No drama here, folks.
As Joe Christensen noted yesterday, and remained unchanged as the story updated this morning, all three of the Twins' impending free agents who were offered arbitration are expected to decline. None of this necessarily comes as a suprise, but to see it actually reported is another thing altogether. It means, of course, that the Twins will garner sandwich picks for all three, in addition to either a first or second-round pick for Carl Pavano depending on whether the signing team's first rounder is protected or not. Regardless, it will be four additional draft picks, because none of these three will have trouble finding work.
It also means that the Twins may have a bit more money to spend. Joe C. noted in his chat last week that the Twins may actually expand payroll to the $120 - $125 million range, and even if that's slightly excessive it's higher than our conservative $110 - $115 million estimates from a few weeks ago.
We also have the benefit of Bill Smith's recent comment, where he pointed out that if the team couldn't have kept those three players then they wouldn't have offered them arbitration. Take that with a grain of salt, but there isn't much to be gained tactically by blowing smoke in this context. So if Smith's sentiment rings true, if the Twins would have happily agreed to contracts with Orlando Hudson, Jesse Crain and Pavano, then 2011's payroll would be sitting in the $120 - $125 million range without Smith doing anything else all winter.
I know that declining arbitration doesn't mean the Twins can't re-sign any of these players, but it's highly unlikely. Jorge De La Rosa situations don't happen everyday. Barring something unforeseen, these three guys will be wearing different jerseys next year. So where does this leave the Twins?
From where I'm sitting, J.J. Hardy sounds like the most likely candidate to benefit. In a market that has very few (if any) good, available shortstops, if the Twins don't receive a trade offer they like on Hardy then suddenly it's no risk to keep him and his $6 million dollar arbitration salary on the books. It also means they might be able to go after one of the market's relief pitchers (I think this is unlikely, but you never know when they'll break tradition and pursue a guy like Grant Balfour), but it definitely means they'll continue to be players in the market for a starting pitcher.

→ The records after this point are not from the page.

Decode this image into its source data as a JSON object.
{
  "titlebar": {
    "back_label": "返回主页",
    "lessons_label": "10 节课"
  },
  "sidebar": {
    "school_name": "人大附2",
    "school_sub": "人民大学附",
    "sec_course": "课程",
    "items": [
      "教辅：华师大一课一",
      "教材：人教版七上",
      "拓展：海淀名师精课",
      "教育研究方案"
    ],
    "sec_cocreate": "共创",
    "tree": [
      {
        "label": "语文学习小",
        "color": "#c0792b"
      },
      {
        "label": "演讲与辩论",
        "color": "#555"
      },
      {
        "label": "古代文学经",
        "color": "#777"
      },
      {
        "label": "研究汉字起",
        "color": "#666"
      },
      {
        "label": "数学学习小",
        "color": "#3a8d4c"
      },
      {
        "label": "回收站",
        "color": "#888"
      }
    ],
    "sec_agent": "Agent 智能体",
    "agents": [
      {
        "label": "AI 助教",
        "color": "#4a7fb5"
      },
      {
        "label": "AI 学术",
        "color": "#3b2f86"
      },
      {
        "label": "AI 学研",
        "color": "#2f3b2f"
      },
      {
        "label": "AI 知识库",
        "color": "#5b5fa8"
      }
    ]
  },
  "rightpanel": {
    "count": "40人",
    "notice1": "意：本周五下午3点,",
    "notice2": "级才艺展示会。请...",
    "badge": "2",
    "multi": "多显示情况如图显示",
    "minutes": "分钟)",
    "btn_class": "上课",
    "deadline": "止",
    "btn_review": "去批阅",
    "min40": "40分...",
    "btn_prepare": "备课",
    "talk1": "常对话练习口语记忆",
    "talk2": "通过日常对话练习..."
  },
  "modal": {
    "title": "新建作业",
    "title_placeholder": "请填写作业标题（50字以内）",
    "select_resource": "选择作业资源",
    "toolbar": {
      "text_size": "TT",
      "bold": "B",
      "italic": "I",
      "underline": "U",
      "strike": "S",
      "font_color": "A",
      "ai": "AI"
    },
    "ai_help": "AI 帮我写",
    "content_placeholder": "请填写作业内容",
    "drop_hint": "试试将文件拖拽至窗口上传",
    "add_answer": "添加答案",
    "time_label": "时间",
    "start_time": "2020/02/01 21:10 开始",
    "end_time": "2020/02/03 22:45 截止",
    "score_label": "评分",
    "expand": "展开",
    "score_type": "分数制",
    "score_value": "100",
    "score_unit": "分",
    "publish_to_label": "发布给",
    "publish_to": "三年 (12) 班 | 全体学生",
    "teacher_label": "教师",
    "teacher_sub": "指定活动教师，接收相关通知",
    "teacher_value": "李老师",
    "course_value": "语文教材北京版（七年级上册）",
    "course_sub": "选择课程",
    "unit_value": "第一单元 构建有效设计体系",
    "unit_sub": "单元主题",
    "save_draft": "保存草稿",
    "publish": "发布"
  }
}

Today's player decision deadline is a big date in every off-season, because until these guys make their intentions known teams can be stuck in a bit of a holding pattern. But once we get through today and the market swells with a few more free agents and teams have a better understanding of how much money they have to work with, things will get a bit more interesting.
Bring on Thursday.